**YOUR GOAL:**
Wherever "folder" appears in the records below, copy the line that holds it.

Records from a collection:
= Beginning of Section =
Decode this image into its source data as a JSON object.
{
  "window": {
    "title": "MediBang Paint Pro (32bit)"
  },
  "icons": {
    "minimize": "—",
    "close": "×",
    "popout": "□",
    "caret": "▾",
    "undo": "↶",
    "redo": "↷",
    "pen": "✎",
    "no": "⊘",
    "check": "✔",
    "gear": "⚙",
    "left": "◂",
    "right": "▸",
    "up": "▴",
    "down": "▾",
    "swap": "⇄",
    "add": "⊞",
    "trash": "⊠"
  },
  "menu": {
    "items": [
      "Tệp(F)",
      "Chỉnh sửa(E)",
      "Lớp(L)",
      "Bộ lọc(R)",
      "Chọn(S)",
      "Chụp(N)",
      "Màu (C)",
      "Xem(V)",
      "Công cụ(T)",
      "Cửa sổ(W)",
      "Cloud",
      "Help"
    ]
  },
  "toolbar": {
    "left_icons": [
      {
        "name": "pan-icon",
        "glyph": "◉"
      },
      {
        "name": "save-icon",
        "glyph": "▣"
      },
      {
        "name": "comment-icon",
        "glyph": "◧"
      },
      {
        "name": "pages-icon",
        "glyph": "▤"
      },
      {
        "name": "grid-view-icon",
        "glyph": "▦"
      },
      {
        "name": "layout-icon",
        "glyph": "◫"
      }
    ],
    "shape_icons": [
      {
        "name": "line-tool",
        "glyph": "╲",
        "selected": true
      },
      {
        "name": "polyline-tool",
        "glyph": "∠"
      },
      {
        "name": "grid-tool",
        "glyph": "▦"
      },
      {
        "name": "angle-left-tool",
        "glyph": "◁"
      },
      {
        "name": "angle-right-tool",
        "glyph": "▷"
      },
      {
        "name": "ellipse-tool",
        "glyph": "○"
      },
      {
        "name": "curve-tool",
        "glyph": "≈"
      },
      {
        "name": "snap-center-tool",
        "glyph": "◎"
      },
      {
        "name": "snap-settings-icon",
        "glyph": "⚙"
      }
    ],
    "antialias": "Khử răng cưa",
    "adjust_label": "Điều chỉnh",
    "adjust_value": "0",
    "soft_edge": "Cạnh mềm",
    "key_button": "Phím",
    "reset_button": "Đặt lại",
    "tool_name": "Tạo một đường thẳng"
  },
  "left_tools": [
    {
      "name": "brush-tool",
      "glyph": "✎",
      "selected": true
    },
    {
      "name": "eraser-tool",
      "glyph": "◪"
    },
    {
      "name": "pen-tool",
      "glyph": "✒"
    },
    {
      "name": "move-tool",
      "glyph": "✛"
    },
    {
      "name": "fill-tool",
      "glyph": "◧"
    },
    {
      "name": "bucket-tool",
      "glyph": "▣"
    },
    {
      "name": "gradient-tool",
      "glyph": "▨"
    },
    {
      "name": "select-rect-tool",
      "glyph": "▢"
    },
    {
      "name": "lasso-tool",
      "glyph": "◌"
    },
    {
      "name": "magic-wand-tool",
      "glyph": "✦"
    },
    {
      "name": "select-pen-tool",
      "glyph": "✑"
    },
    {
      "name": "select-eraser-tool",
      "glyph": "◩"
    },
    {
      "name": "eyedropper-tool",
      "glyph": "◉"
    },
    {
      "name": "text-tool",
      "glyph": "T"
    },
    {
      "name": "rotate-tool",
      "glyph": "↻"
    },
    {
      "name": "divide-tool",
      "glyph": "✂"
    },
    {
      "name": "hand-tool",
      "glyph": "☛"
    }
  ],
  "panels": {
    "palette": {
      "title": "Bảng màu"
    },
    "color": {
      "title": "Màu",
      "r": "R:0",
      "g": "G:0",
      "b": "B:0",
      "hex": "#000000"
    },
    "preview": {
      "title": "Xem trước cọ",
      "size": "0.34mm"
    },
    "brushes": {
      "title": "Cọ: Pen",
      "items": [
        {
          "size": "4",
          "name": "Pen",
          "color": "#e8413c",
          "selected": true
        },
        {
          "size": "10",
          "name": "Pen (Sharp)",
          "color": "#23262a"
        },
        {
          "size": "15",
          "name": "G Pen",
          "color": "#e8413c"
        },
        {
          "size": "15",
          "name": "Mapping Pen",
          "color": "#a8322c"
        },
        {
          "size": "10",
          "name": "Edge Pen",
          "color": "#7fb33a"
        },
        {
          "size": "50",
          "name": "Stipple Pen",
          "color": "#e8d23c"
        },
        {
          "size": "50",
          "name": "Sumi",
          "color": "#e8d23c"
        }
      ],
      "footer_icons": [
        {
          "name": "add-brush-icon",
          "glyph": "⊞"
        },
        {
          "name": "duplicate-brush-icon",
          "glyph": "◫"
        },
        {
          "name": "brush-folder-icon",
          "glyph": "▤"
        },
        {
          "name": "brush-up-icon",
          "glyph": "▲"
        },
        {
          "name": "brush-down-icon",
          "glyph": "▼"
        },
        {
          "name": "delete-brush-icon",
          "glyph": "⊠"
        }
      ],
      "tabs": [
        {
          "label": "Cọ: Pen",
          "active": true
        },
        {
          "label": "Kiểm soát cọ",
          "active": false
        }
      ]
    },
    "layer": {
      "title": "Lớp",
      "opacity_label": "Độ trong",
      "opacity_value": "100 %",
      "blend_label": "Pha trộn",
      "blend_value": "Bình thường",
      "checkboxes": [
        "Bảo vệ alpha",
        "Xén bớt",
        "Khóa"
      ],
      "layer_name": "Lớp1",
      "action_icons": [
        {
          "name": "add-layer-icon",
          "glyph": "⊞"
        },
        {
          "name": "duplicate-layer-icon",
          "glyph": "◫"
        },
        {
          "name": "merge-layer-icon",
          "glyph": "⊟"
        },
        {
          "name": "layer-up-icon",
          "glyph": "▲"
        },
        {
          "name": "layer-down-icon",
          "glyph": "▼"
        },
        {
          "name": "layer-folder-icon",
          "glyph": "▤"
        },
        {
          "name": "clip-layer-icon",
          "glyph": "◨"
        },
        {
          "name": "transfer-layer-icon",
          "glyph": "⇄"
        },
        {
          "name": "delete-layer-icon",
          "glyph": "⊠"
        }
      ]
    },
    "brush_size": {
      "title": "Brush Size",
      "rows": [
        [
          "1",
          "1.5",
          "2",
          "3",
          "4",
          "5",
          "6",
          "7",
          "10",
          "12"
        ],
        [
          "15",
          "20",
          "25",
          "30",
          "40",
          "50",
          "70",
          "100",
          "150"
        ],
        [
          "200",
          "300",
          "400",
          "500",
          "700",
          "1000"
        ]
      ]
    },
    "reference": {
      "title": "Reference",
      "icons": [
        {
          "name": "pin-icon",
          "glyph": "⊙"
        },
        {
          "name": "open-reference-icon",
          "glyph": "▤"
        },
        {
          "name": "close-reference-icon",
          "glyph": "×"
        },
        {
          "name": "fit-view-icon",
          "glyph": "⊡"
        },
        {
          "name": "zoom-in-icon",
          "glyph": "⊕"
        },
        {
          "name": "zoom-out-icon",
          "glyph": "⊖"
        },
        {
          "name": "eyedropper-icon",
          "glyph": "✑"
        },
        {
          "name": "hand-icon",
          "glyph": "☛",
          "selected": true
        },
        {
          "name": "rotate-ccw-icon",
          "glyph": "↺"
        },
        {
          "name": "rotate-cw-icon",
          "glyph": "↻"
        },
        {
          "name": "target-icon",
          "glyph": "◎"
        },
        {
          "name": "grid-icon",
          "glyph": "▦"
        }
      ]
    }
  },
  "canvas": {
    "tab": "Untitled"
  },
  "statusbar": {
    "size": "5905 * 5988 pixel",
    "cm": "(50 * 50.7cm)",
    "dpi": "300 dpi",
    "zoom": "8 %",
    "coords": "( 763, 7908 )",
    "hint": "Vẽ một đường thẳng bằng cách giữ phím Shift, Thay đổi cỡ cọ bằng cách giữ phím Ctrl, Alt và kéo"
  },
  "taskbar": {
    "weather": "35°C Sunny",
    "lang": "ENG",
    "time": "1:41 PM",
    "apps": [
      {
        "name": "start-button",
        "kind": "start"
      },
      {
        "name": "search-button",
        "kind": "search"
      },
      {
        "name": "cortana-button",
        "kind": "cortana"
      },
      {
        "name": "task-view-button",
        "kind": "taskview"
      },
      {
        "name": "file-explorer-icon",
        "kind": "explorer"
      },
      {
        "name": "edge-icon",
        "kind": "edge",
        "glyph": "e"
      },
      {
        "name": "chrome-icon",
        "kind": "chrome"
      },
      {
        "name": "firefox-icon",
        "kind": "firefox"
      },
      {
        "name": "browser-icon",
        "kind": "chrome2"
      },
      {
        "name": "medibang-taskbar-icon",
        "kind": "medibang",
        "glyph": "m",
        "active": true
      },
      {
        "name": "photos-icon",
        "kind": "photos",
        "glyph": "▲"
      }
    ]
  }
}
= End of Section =
**WRITTEN RESPONSE:**
          "name": "brush-folder-icon",
          "name": "layer-folder-icon",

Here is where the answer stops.